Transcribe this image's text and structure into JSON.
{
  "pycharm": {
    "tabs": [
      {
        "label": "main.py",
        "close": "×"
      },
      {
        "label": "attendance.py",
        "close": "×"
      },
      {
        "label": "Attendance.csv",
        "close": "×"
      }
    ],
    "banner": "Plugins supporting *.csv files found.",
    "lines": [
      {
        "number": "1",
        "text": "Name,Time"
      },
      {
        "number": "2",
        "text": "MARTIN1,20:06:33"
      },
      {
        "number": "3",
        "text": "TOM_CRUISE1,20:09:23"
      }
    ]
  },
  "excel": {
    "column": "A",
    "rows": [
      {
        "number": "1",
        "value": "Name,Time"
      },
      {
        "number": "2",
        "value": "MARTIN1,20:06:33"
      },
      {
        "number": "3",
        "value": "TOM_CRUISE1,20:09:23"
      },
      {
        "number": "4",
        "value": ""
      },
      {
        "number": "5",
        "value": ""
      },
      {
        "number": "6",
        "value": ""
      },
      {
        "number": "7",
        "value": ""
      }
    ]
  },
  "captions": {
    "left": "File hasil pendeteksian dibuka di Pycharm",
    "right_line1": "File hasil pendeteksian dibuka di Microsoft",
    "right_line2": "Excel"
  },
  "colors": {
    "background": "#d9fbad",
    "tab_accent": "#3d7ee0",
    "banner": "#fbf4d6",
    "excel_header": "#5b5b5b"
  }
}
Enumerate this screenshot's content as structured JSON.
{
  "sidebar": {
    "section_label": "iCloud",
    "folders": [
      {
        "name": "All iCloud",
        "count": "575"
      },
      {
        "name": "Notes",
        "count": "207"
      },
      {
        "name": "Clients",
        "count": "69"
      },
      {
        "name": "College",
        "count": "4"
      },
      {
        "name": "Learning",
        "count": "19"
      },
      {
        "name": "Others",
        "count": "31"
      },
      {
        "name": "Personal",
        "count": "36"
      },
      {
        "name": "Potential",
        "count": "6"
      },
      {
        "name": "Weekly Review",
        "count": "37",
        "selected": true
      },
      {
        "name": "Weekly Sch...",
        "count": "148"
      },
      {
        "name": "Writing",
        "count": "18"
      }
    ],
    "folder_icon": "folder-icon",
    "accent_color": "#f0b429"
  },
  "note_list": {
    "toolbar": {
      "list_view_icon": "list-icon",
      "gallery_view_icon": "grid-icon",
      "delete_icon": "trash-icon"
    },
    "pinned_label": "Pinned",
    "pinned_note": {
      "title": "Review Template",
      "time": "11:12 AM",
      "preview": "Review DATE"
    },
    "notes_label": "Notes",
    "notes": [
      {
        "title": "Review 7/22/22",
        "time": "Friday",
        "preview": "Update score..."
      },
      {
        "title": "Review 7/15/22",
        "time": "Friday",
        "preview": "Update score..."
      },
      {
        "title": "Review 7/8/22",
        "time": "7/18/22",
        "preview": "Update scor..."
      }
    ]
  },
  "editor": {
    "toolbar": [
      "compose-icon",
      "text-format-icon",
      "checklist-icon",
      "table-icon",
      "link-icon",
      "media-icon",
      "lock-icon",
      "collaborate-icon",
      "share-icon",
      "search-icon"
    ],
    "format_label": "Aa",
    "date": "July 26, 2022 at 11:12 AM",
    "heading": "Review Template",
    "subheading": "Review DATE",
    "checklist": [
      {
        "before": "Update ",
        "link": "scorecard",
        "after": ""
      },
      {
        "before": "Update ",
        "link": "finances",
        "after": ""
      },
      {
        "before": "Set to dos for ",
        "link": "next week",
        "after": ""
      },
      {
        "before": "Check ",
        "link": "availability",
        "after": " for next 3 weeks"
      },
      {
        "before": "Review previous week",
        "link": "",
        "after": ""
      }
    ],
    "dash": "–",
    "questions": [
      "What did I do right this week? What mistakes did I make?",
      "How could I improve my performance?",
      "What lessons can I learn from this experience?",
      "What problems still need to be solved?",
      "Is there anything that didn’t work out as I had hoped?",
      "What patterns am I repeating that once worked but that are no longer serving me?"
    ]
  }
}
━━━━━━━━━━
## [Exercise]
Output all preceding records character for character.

## [Task solution]
Transcribe this image's text and structure into JSON.
{
  "pycharm": {
    "tabs": [
      {
        "label": "main.py",
        "close": "×"
      },
      {
        "label": "attendance.py",
        "close": "×"
      },
      {
        "label": "Attendance.csv",
        "close": "×"
      }
    ],
    "banner": "Plugins supporting *.csv files found.",
    "lines": [
      {
        "number": "1",
        "text": "Name,Time"
      },
      {
        "number": "2",
        "text": "MARTIN1,20:06:33"
      },
      {
        "number": "3",
        "text": "TOM_CRUISE1,20:09:23"
      }
    ]
  },
  "excel": {
    "column": "A",
    "rows": [
      {
        "number": "1",
        "value": "Name,Time"
      },
      {
        "number": "2",
        "value": "MARTIN1,20:06:33"
      },
      {
        "number": "3",
        "value": "TOM_CRUISE1,20:09:23"
      },
      {
        "number": "4",
        "value": ""
      },
      {
        "number": "5",
        "value": ""
      },
      {
        "number": "6",
        "value": ""
      },
      {
        "number": "7",
        "value": ""
      }
    ]
  },
  "captions": {
    "left": "File hasil pendeteksian dibuka di Pycharm",
    "right_line1": "File hasil pendeteksian dibuka di Microsoft",
    "right_line2": "Excel"
  },
  "colors": {
    "background": "#d9fbad",
    "tab_accent": "#3d7ee0",
    "banner": "#fbf4d6",
    "excel_header": "#5b5b5b"
  }
}
Enumerate this screenshot's content as structured JSON.
{
  "sidebar": {
    "section_label": "iCloud",
    "folders": [
      {
        "name": "All iCloud",
        "count": "575"
      },
      {
        "name": "Notes",
        "count": "207"
      },
      {
        "name": "Clients",
        "count": "69"
      },
      {
        "name": "College",
        "count": "4"
      },
      {
        "name": "Learning",
        "count": "19"
      },
      {
        "name": "Others",
        "count": "31"
      },
      {
        "name": "Personal",
        "count": "36"
      },
      {
        "name": "Potential",
        "count": "6"
      },
      {
        "name": "Weekly Review",
        "count": "37",
        "selected": true
      },
      {
        "name": "Weekly Sch...",
        "count": "148"
      },
      {
        "name": "Writing",
        "count": "18"
      }
    ],
    "folder_icon": "folder-icon",
    "accent_color": "#f0b429"
  },
  "note_list": {
    "toolbar": {
      "list_view_icon": "list-icon",
      "gallery_view_icon": "grid-icon",
      "delete_icon": "trash-icon"
    },
    "pinned_label": "Pinned",
    "pinned_note": {
      "title": "Review Template",
      "time": "11:12 AM",
      "preview": "Review DATE"
    },
    "notes_label": "Notes",
    "notes": [
      {
        "title": "Review 7/22/22",
        "time": "Friday",
        "preview": "Update score..."
      },
      {
        "title": "Review 7/15/22",
        "time": "Friday",
        "preview": "Update score..."
      },
      {
        "title": "Review 7/8/22",
        "time": "7/18/22",
        "preview": "Update scor..."
      }
    ]
  },
  "editor": {
    "toolbar": [
      "compose-icon",
      "text-format-icon",
      "checklist-icon",
      "table-icon",
      "link-icon",
      "media-icon",
      "lock-icon",
      "collaborate-icon",
      "share-icon",
      "search-icon"
    ],
    "format_label": "Aa",
    "date": "July 26, 2022 at 11:12 AM",
    "heading": "Review Template",
    "subheading": "Review DATE",
    "checklist": [
      {
        "before": "Update ",
        "link": "scorecard",
        "after": ""
      },
      {
        "before": "Update ",
        "link": "finances",
        "after": ""
      },
      {
        "before": "Set to dos for ",
        "link": "next week",
        "after": ""
      },
      {
        "before": "Check ",
        "link": "availability",
        "after": " for next 3 weeks"
      },
      {
        "before": "Review previous week",
        "link": "",
        "after": ""
      }
    ],
    "dash": "–",
    "questions": [
      "What did I do right this week? What mistakes did I make?",
      "How could I improve my performance?",
      "What lessons can I learn from this experience?",
      "What problems still need to be solved?",
      "Is there anything that didn’t work out as I had hoped?",
      "What patterns am I repeating that once worked but that are no longer serving me?"
    ]
  }
}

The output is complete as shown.